The dinosaur, a baby Apatosaurus nicknamed “Spot,” is currently being incubated at the University's College of Veterinary Medicine.
“Ostriches share a lot of genetic traits with dinosaurs,” said Dr. Gerrard Jones, a biology professor at LJMU and the project’s leading scientist. “Their eggshell microstructures are almost identical to those of the Apatosaurus. That’s why the cloning worked so perfectly.”
Those in the scientific community say the dinosaur cloning – the first ever of its kind – is a milestone for genetic engineering.
PETA President Craig Farmer criticized the scientists for performing potentially life threatening threats on a new species.
“These scientists brought an animal from the Jurassic age back to life – just to watch it suffer!” he said.
But Dr. Sheridan doesn’t seem to be bothered by the activists’ quibbling. She says that the opportunities afforded by dinosaur cloning are endless.
Within ten years, we could repopulate the world with dinosaurs,” she said.

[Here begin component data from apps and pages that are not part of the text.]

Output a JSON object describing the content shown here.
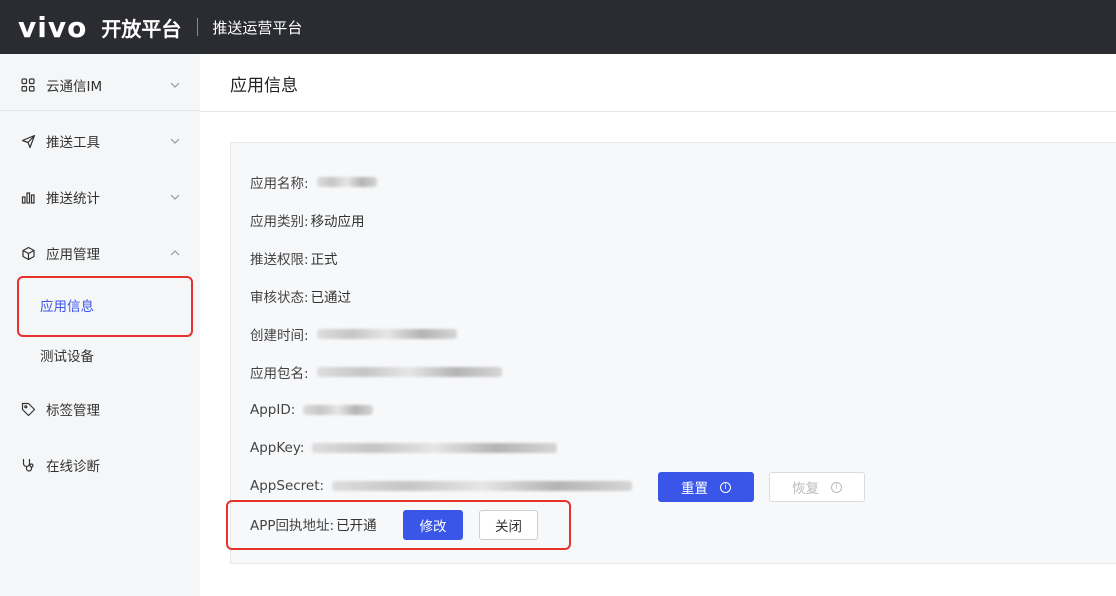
{
  "header": {
    "logo": "vivo",
    "brand": "开放平台",
    "subtitle": "推送运营平台"
  },
  "sidebar": {
    "items": [
      {
        "label": "云通信IM",
        "icon": "grid-icon"
      },
      {
        "label": "推送工具",
        "icon": "send-icon"
      },
      {
        "label": "推送统计",
        "icon": "bar-chart-icon"
      },
      {
        "label": "应用管理",
        "icon": "cube-icon"
      },
      {
        "label": "标签管理",
        "icon": "tag-icon"
      },
      {
        "label": "在线诊断",
        "icon": "stethoscope-icon"
      }
    ],
    "sub_items": [
      {
        "label": "应用信息"
      },
      {
        "label": "测试设备"
      }
    ]
  },
  "main": {
    "title": "应用信息",
    "fields": [
      {
        "label": "应用名称:",
        "value": ""
      },
      {
        "label": "应用类别:",
        "value": "移动应用"
      },
      {
        "label": "推送权限:",
        "value": "正式"
      },
      {
        "label": "审核状态:",
        "value": "已通过"
      },
      {
        "label": "创建时间:",
        "value": ""
      },
      {
        "label": "应用包名:",
        "value": ""
      },
      {
        "label": "AppID:",
        "value": ""
      },
      {
        "label": "AppKey:",
        "value": ""
      },
      {
        "label": "AppSecret:",
        "value": ""
      },
      {
        "label": "APP回执地址:",
        "value": "已开通"
      }
    ],
    "buttons": {
      "reset": "重置",
      "restore": "恢复",
      "modify": "修改",
      "close": "关闭"
    }
  },
  "colors": {
    "primary": "#3a56e8",
    "active_nav": "#3e57e8",
    "highlight": "#e5322d",
    "topbar": "#2b2c31"
  }
}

As of press time, the dinosaur is in stable condition. Scientists plan to run more tests on him today.